This article is based on Caleb Breakey’s new book, Dating Like Airplanes: Why Just Fall in Love When You Can Fly?, which is on sale online everywhere until February 17.
Relationships should be spectacular. Relationships should be fun. Relationships should be filled with love, laughter, unity, and pleasure. But the truth is that not everyone who chooses to fly in love (instead of fall) will experience this kind of joy. This is why it’s important to know what traits to look for in your other.
There are three ways a flying* relationship can function:
1. Only one of you flies. The best relationship starts with choosing what your other needs most instead of what you want now. This Jesus-powered change alone will transform who you are, how you live, and the way you do relationships. Yet at the end of the day, if you keep dating people who don’t want to fly with you, the relationship might work but it won’t ever be spectacular.
2. Both of you fly. If you put your other’s needs above your wants and your other reciprocates, you’ll experience an extraordinary relationship. You will both become a microcosm of true love. It’s hard to imagine a relationship like this ever falling apart. But just because something doesn’t fall apart doesn’t mean it’s spectacular. It just means it’s steady and secure. What’s spectacular is when steady and secure meets fun and friendship.
3. Both of you fly and share common interests, goals, and values. This final tier of flying is something we’ve yet to discuss: The tier of common interests, compatible goals, and similar values. I know the words interests, goals, and values don’t sound very spectacular. But like wind under wings, they are vital in turning a gentle glide into an astounding airshow. A good way to gauge whether the two of you share this third tier is by asking yourselves these questions:
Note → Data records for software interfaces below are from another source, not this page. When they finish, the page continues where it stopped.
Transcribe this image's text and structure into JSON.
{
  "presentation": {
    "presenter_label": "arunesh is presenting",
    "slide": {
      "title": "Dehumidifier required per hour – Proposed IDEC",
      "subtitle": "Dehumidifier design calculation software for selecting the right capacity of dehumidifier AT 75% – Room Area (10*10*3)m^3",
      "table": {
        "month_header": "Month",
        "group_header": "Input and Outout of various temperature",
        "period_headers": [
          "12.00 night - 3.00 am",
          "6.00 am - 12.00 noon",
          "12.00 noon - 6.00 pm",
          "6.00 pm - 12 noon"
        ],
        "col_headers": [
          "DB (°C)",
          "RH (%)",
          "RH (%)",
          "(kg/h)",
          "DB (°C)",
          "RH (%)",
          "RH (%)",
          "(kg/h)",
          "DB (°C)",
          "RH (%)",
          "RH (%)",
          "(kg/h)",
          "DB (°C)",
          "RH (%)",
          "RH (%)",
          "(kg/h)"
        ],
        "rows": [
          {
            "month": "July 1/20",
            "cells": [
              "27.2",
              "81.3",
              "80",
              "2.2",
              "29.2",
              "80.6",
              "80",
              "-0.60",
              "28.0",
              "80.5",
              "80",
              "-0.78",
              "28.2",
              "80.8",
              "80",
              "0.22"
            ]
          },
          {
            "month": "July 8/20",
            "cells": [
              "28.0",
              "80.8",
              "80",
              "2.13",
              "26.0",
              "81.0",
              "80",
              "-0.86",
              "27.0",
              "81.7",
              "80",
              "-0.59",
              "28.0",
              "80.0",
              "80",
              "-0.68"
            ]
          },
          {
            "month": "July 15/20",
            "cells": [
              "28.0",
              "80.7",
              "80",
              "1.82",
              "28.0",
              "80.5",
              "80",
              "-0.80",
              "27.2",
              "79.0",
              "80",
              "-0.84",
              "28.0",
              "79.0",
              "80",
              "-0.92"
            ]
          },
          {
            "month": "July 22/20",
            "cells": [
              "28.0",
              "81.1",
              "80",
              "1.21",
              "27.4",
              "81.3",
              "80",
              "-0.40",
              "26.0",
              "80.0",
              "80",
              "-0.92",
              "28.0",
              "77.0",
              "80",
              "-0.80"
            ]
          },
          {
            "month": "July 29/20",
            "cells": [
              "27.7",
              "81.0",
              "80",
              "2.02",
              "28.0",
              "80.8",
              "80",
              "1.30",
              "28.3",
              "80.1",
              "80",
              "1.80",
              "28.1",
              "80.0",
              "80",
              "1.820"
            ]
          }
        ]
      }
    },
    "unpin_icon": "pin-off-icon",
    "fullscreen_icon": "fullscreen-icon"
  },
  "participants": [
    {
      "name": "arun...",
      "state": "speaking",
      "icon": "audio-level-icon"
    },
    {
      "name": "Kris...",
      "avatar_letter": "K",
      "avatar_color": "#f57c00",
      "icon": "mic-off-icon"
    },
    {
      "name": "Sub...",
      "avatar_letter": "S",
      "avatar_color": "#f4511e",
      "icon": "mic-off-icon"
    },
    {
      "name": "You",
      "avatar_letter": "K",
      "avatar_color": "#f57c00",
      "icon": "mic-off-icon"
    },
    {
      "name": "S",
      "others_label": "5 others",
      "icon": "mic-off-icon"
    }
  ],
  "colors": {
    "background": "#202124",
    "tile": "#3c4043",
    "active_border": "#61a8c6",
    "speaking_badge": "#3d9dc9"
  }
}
• Interests: Do you enjoy doing similar activities in your spare time?
• Goals: Are your passions and desires to contribute to the world complementary in some way?
• Values: Do your convictions push you toward greater respect and unity with each other, or anger and detachment?
Growing in unison in these three areas of life can ignite a holy infatuation. Common interests, goals, and values magnetize you to your other in a way that lasts a lifetime instead of just two years (which researchers claim is the lifespan of infatuation). I’m not talking about idolizing each other. I’m simply talking about enjoying the beauty of a complementary relationship and lifestyle.
But let me say this again: Interests, goals, and values are not the foundation of flying. They simply make the flight more enjoyable. Don’t get too nit-picky here. Don’t start overlooking people as potential spouses simply because they don’t like cars, or jogging, or whatever. Don’t go looking for someone who lines up with you on every interest, goal, and value. That’s a great way to stay single forever. Just be aware.
Know that a lifetime of doing the same things during your spare time means something to your relationship. Know that the depth of your conversations will be sweeter when your passions and desires complement one another. Know that unity in your values will spare you from what could later be severe sparks.
“Till death do us part” is a long time. What better way to spend your lifetime than with a best friend who’s in tune with your interests, goals, and values?
*Definition of flying: To give what your special other needs most instead of taking what you want not.
Caleb Breakey is a former journalist and author of Called to Stay and Dating Like Airplanes. He is a frequent conference speaker with a sincere passion to lead, challenge, and inspire others in discussions about relationships, the church, and radically following Jesus. Check out his website www.calebbreakey.com.